• [Work to complete]: What is needed is a word-for-word copy of the records below.

(Page and application data records)
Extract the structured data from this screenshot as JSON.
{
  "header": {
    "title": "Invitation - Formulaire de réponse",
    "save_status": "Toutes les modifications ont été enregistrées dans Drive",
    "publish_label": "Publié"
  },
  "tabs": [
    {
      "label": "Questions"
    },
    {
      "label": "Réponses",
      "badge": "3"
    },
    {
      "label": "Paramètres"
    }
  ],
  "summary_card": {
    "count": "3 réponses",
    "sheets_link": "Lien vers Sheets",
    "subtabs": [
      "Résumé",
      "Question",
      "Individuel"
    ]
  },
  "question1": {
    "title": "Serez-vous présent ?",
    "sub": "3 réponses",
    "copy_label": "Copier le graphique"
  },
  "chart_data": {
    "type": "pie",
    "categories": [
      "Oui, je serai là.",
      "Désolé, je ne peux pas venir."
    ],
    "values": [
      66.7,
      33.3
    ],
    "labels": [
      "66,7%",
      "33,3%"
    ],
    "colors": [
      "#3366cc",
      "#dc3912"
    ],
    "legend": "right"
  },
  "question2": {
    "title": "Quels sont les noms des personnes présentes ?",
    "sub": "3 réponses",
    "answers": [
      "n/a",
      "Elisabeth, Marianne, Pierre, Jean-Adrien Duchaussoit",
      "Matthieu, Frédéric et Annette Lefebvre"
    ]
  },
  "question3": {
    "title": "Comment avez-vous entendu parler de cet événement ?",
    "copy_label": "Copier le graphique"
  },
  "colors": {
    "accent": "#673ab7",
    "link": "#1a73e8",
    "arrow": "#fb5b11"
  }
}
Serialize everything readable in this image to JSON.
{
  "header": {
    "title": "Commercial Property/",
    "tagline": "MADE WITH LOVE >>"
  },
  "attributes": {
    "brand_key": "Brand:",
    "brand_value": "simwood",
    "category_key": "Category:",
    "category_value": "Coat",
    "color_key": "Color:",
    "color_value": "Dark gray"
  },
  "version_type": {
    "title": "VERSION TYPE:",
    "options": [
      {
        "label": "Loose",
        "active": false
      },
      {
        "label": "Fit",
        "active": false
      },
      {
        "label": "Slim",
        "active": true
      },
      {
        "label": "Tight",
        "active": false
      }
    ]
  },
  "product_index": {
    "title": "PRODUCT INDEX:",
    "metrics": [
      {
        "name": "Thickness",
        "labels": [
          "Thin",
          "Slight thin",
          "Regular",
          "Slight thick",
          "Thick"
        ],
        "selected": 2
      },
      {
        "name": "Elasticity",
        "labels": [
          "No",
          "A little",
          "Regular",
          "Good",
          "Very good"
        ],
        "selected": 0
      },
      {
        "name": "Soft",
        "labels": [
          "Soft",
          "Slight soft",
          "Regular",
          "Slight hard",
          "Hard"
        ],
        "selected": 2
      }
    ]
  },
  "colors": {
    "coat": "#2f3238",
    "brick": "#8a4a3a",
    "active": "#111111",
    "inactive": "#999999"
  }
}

• [Solution to the problem]:
Extract the structured data from this screenshot as JSON.
{
  "header": {
    "title": "Invitation - Formulaire de réponse",
    "save_status": "Toutes les modifications ont été enregistrées dans Drive",
    "publish_label": "Publié"
  },
  "tabs": [
    {
      "label": "Questions"
    },
    {
      "label": "Réponses",
      "badge": "3"
    },
    {
      "label": "Paramètres"
    }
  ],
  "summary_card": {
    "count": "3 réponses",
    "sheets_link": "Lien vers Sheets",
    "subtabs": [
      "Résumé",
      "Question",
      "Individuel"
    ]
  },
  "question1": {
    "title": "Serez-vous présent ?",
    "sub": "3 réponses",
    "copy_label": "Copier le graphique"
  },
  "chart_data": {
    "type": "pie",
    "categories": [
      "Oui, je serai là.",
      "Désolé, je ne peux pas venir."
    ],
    "values": [
      66.7,
      33.3
    ],
    "labels": [
      "66,7%",
      "33,3%"
    ],
    "colors": [
      "#3366cc",
      "#dc3912"
    ],
    "legend": "right"
  },
  "question2": {
    "title": "Quels sont les noms des personnes présentes ?",
    "sub": "3 réponses",
    "answers": [
      "n/a",
      "Elisabeth, Marianne, Pierre, Jean-Adrien Duchaussoit",
      "Matthieu, Frédéric et Annette Lefebvre"
    ]
  },
  "question3": {
    "title": "Comment avez-vous entendu parler de cet événement ?",
    "copy_label": "Copier le graphique"
  },
  "colors": {
    "accent": "#673ab7",
    "link": "#1a73e8",
    "arrow": "#fb5b11"
  }
}
Serialize everything readable in this image to JSON.
{
  "header": {
    "title": "Commercial Property/",
    "tagline": "MADE WITH LOVE >>"
  },
  "attributes": {
    "brand_key": "Brand:",
    "brand_value": "simwood",
    "category_key": "Category:",
    "category_value": "Coat",
    "color_key": "Color:",
    "color_value": "Dark gray"
  },
  "version_type": {
    "title": "VERSION TYPE:",
    "options": [
      {
        "label": "Loose",
        "active": false
      },
      {
        "label": "Fit",
        "active": false
      },
      {
        "label": "Slim",
        "active": true
      },
      {
        "label": "Tight",
        "active": false
      }
    ]
  },
  "product_index": {
    "title": "PRODUCT INDEX:",
    "metrics": [
      {
        "name": "Thickness",
        "labels": [
          "Thin",
          "Slight thin",
          "Regular",
          "Slight thick",
          "Thick"
        ],
        "selected": 2
      },
      {
        "name": "Elasticity",
        "labels": [
          "No",
          "A little",
          "Regular",
          "Good",
          "Very good"
        ],
        "selected": 0
      },
      {
        "name": "Soft",
        "labels": [
          "Soft",
          "Slight soft",
          "Regular",
          "Slight hard",
          "Hard"
        ],
        "selected": 2
      }
    ]
  },
  "colors": {
    "coat": "#2f3238",
    "brick": "#8a4a3a",
    "active": "#111111",
    "inactive": "#999999"
  }
}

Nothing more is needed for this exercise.